Dear Zenescope, Please Stop.
I have constantly been bombarded with the pandering covers from Zenescope for months now, and it seems just when I think that they can’t get more exploitive, they just continue to find a new benchmark. I’ve never ventured past the covers until Zenescope visited HeroesCon this year and I felt the urge to walk up to their booth, while they waited for someone to stop and show an interest and just tell them, “There’s nothing good about what you do.” However, that wouldn’t have been fair, as I’d just be judging a book by its cover, literally. So I did what any fair person would do, and I read some Zenescope books.
I will never get that time back. I read Grimm Fairy Tales Presents Werewolves: The Hunger #3, Grimm Fairy Tales #86 and Grimm Fairy Tales Presents Wonderland: Down the Rabbit Hole #3. I will also never get back the time that I spent trying to do mini-reviews of them, when it became evident that the same issues came up with each comic. The art is inconsistent, the storytelling is muddy and confusing and I don’t think that I found a single character that I could relate to, much less one that had more than one dimension to their personality. If that wasn’t enough, the covers are misleading and exploitative, and the way they treat female characters is offensive.
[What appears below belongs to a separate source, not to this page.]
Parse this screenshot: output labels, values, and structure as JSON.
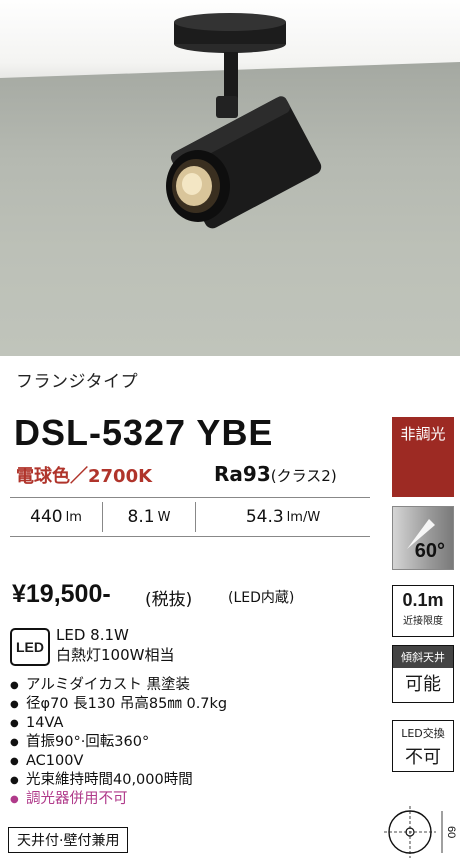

One comic had two artists with entirely different styles, and it appears that the house style is to draw every woman as a supermodel, and to do this with as little storytelling as possible. In the Werewolves issue, I actually could appreciate the moodiness the first artist was trying to add with heavy shadows, but apparently in the middle of a fight scene is the place to switch to a substandard artist with little understanding of how to caricature anatomy. The Grimm Fairy Tales issue has a female prisoner wearing her costume under her prison jumpsuit, nearly causing my head to explode. The Wonderland comic even pulled out the extreme close-up of the eye trick, making the 90’s bad comic theme complete.
The characters are unrelatable, the female characters are either clueless, victims, clinging onto stronger male characters, or a combination thereof. They dress in ways that can be considered sexy in some way, with cleavage on display at most times and if not, then clothing is damply clinging to bra-less bosoms. The male characters are villains, victims, or helpless dupes. Because of the horrible storytelling, primarily by the writers, I even had trouble telling what role a character had in the story. Sometimes it just hurt to read any more, but I persisted.
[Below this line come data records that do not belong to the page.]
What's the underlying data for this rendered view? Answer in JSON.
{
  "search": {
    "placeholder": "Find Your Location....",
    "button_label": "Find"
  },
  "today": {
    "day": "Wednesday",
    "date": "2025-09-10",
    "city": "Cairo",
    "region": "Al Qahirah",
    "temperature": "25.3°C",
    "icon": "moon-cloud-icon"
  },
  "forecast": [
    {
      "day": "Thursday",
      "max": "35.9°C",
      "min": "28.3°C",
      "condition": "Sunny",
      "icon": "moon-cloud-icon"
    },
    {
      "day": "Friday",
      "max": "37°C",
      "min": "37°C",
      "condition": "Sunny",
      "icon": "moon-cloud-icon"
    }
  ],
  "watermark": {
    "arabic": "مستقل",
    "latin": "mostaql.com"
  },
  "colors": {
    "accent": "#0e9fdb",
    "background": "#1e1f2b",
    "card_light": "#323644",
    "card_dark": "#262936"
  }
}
Then there’s the covers. A cover is supposed to give you some sense of what you’re going to read. Based on Zenescope covers, I’m about to read porn. Every cover for the comics I read depicted scenes not in the comics and featured at least one character that didn’t show up in the comic. Grimm Fairy Tales was the least exploitative of the female form but they make up for it with the next issue, featuring a woman dressed in sheer, translucent fabric baring her buttocks to the reader. There are retailers out there trying to draw female readers into their shops and stuff like this on the stands are the type of thing that makes them turn around. It’s also the type of thing that turns parents around, hurrying out, to take their kids to buy a toy instead of comics.
So, Zenescope, for the sake of comics as a whole, please stop. There’s nothing good about what you do. It even looks like if you get someone out to put some polish on what you’re putting out, you stop them and go back to what you figure the formula is to put out a successful comic. After reading three of your books, I wish I had stopped by your table and just told you how awful you really are, but then again, it probably would have fallen on deaf ears.